--- The records Enclosed Below ---

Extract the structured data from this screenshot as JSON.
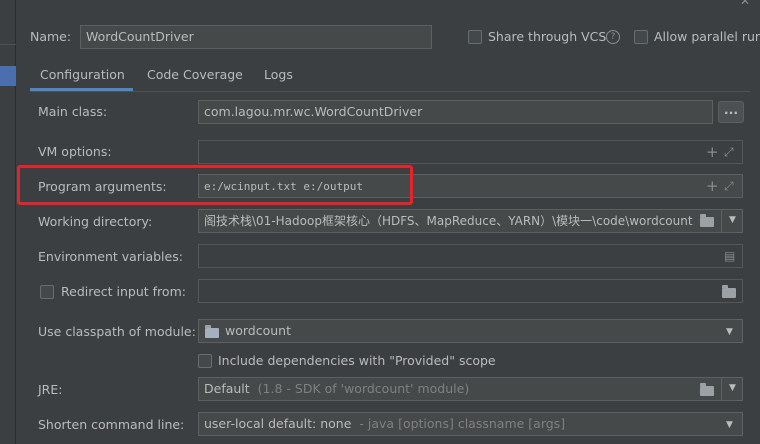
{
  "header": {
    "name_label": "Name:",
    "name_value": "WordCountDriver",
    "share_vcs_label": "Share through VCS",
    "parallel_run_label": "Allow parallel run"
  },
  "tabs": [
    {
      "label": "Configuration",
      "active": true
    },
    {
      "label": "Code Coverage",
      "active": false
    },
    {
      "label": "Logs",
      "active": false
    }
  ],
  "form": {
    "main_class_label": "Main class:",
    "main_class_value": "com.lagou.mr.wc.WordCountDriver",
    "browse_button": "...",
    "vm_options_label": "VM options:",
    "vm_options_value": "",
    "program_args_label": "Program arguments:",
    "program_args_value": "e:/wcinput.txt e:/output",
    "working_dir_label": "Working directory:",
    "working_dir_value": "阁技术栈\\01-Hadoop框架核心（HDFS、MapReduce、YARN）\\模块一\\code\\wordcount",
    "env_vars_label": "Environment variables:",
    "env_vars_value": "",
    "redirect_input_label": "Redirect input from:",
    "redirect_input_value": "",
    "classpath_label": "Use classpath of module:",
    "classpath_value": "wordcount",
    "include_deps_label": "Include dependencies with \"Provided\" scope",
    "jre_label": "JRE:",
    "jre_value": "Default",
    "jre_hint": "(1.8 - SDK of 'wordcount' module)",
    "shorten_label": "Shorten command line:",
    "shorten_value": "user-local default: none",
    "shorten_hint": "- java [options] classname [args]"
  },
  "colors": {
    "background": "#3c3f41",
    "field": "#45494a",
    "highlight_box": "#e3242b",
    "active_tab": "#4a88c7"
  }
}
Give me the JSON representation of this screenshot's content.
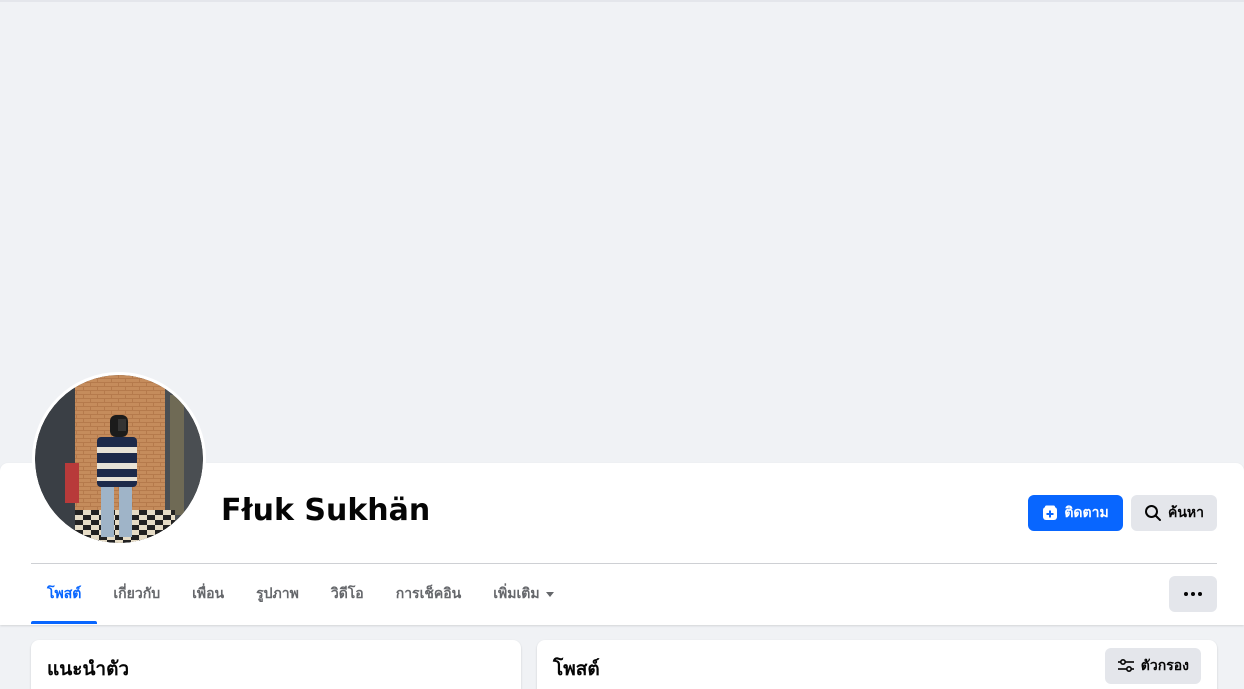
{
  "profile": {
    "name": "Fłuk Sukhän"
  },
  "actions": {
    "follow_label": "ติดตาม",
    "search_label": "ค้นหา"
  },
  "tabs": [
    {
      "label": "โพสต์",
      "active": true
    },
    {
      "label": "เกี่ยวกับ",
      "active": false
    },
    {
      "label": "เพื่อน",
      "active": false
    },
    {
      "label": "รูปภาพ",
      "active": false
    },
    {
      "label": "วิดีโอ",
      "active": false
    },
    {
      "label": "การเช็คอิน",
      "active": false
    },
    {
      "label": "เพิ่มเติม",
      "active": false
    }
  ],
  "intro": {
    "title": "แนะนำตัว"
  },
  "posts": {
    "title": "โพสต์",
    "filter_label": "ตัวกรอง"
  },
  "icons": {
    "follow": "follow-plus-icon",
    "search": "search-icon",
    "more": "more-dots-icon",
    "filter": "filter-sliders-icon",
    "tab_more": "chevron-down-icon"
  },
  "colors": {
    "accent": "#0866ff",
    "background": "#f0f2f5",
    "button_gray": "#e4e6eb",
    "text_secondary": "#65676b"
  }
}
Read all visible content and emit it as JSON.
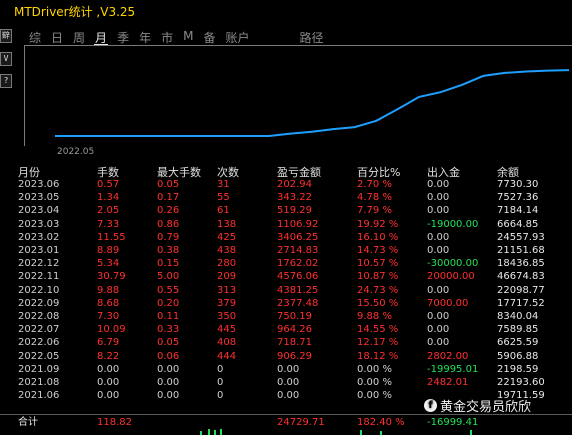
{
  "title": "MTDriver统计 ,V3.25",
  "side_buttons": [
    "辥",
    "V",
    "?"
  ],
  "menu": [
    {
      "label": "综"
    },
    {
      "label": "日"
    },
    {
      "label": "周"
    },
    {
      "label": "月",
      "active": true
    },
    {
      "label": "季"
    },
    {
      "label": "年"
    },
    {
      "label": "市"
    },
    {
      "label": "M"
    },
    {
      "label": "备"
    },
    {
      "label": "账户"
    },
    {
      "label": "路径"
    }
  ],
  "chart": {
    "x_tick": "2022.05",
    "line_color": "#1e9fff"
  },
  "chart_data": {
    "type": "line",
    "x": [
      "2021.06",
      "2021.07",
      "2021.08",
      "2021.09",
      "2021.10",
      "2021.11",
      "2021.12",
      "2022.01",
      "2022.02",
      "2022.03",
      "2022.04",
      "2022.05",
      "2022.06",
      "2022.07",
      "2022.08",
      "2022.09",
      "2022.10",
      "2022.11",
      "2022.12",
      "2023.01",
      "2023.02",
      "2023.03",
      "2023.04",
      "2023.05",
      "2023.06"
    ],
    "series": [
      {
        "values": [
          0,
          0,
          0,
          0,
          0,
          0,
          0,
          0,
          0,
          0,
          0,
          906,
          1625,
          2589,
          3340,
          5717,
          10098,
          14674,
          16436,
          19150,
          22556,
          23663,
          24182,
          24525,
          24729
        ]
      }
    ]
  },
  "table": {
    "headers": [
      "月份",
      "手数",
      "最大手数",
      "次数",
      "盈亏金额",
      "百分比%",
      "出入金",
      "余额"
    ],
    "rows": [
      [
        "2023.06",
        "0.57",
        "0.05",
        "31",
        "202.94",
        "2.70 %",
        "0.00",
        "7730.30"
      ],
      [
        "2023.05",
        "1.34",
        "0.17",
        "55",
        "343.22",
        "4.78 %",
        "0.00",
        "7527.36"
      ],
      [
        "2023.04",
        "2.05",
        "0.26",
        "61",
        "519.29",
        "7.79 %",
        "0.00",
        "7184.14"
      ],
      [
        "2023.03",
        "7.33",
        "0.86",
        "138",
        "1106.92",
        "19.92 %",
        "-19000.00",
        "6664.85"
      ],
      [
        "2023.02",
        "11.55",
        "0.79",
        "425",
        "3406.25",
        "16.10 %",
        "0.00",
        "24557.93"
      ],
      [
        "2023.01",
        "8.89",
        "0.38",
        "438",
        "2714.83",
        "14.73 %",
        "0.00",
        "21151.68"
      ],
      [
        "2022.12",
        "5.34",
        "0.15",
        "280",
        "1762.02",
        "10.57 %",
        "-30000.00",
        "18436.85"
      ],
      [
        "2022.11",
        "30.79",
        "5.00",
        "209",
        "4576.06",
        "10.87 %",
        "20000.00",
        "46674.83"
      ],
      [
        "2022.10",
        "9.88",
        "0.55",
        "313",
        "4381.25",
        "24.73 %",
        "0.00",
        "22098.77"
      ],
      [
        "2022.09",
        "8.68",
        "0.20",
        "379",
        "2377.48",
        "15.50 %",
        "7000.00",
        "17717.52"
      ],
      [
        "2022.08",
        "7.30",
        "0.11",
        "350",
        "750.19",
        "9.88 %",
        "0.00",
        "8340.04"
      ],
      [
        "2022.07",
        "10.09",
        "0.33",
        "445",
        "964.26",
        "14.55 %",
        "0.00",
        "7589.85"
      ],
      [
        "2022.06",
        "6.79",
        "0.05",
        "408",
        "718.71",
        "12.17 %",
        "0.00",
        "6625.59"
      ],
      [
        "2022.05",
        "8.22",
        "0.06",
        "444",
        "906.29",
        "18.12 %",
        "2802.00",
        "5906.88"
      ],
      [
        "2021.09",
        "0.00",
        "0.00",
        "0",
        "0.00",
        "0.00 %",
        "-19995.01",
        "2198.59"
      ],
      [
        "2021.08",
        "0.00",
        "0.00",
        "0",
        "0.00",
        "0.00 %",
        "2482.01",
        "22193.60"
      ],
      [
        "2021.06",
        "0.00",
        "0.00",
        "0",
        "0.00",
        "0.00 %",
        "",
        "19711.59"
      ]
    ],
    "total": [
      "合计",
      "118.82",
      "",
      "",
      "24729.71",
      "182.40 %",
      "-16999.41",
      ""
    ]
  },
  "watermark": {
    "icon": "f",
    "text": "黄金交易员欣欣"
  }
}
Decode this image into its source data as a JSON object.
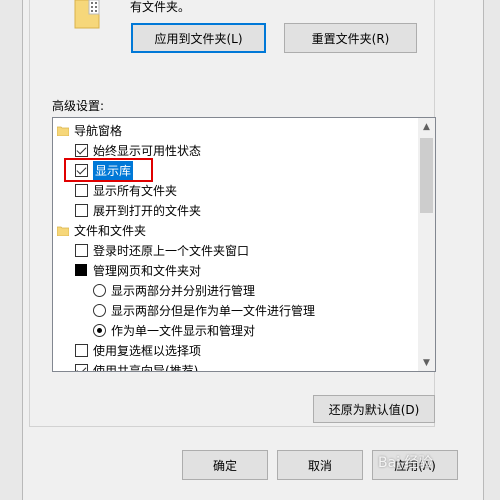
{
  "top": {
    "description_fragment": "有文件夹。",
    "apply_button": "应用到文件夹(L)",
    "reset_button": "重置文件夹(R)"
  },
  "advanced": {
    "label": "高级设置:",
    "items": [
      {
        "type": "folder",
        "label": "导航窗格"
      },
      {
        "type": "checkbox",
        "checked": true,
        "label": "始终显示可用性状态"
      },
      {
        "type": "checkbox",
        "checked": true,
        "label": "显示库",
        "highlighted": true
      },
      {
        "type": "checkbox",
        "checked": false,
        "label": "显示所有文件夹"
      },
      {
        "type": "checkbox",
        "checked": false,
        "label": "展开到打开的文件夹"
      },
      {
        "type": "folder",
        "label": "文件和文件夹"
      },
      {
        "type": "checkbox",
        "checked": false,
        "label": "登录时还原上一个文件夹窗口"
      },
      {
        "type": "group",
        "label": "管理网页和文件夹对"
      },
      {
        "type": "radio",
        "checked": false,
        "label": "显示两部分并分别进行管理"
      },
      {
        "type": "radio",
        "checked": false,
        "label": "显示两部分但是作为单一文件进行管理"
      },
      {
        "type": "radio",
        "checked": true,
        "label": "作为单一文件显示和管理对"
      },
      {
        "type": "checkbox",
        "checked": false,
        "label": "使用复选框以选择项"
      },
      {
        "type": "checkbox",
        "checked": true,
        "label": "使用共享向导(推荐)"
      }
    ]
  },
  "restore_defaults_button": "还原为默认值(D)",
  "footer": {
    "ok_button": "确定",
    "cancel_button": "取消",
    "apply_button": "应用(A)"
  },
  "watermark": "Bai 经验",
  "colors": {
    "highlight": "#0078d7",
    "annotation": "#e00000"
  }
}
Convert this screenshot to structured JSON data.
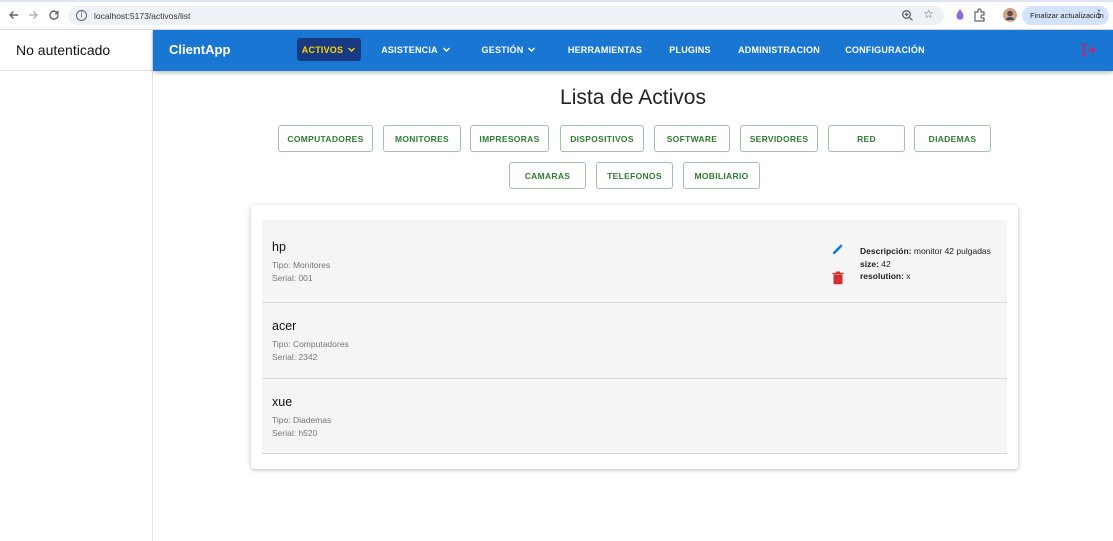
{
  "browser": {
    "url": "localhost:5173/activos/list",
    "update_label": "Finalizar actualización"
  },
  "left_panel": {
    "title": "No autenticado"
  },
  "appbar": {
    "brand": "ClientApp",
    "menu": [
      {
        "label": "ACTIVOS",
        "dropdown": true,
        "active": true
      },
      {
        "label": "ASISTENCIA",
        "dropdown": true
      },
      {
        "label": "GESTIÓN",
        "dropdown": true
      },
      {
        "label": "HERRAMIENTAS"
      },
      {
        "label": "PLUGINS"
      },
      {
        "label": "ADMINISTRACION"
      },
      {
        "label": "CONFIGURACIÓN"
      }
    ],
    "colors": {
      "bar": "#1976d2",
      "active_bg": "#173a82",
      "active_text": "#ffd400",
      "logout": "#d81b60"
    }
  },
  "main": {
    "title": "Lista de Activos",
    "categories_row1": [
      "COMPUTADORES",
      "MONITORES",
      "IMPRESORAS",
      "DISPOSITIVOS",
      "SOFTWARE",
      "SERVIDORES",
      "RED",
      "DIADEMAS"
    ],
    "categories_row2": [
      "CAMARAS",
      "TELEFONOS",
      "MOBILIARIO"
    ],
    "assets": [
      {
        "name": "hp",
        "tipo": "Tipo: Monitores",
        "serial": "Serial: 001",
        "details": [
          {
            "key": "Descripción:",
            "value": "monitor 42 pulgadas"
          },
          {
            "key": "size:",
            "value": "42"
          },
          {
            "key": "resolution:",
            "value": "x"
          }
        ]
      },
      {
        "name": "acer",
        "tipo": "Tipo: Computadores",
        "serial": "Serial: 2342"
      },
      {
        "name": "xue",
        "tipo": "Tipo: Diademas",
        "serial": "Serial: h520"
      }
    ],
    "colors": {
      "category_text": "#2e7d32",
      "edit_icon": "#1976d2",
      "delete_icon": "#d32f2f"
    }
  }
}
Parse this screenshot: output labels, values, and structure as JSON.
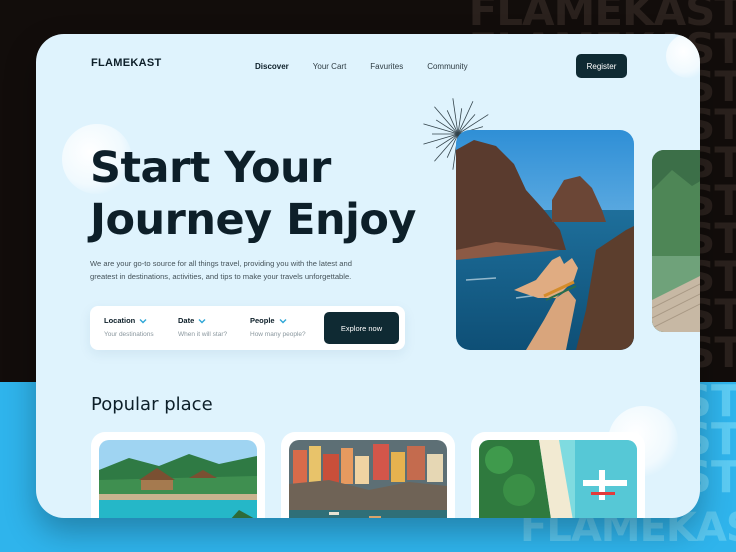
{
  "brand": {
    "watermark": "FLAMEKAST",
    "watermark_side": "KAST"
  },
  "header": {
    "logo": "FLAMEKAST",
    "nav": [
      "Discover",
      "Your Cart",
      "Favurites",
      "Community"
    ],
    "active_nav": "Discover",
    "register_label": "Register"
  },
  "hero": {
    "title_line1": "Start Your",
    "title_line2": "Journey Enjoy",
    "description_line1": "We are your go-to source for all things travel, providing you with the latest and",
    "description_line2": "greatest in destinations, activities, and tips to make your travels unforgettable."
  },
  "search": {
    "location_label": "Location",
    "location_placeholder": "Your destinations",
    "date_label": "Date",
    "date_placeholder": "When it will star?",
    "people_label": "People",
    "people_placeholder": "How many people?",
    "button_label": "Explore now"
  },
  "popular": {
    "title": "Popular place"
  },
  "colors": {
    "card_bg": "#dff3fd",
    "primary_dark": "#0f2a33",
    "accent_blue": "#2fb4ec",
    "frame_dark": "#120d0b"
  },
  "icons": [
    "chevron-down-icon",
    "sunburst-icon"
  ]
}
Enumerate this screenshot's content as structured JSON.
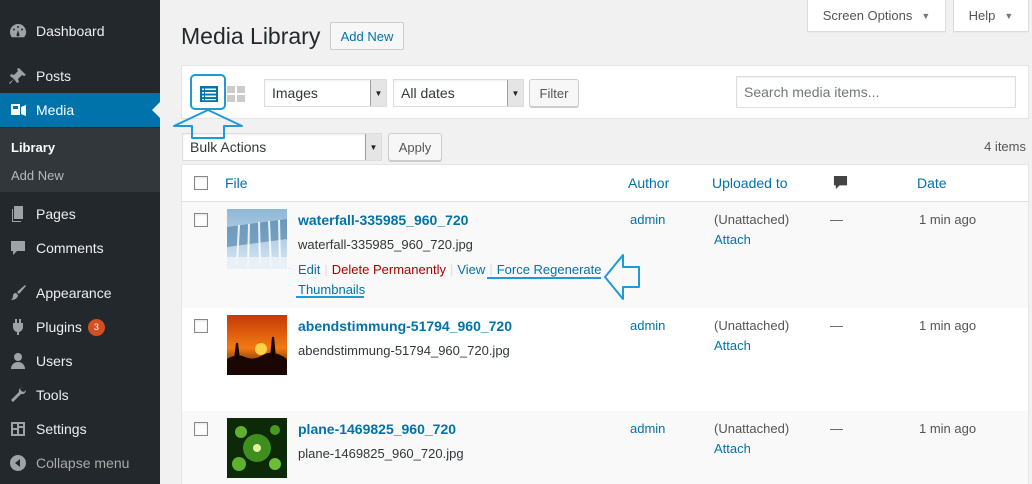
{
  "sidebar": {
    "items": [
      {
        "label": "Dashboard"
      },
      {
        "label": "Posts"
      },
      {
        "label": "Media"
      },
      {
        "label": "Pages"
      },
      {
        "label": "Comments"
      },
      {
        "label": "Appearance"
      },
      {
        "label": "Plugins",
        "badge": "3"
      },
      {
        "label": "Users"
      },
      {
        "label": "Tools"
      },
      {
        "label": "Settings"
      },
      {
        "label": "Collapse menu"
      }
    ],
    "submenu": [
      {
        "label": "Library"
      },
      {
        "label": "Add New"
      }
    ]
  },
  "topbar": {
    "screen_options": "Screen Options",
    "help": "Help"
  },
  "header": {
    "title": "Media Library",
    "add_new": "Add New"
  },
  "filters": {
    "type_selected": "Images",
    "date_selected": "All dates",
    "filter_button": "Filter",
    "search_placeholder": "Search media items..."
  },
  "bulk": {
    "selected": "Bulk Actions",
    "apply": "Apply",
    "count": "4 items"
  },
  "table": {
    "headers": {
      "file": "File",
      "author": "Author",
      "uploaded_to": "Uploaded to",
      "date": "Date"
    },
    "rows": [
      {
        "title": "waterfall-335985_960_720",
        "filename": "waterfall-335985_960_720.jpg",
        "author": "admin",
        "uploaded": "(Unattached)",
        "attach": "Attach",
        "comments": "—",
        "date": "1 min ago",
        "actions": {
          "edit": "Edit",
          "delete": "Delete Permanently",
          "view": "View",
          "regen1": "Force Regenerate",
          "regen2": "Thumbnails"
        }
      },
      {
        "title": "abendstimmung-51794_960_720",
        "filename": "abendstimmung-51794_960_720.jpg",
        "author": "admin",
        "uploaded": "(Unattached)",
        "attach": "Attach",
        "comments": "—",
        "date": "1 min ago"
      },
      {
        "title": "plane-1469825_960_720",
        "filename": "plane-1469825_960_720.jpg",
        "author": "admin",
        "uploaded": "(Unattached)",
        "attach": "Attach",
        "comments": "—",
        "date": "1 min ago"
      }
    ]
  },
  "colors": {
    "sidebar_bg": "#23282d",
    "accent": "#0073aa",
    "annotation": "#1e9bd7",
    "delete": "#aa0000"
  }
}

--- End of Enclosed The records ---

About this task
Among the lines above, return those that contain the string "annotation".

Written answer
    "annotation": "#e00000"
    "annotation": "#1e9bd7",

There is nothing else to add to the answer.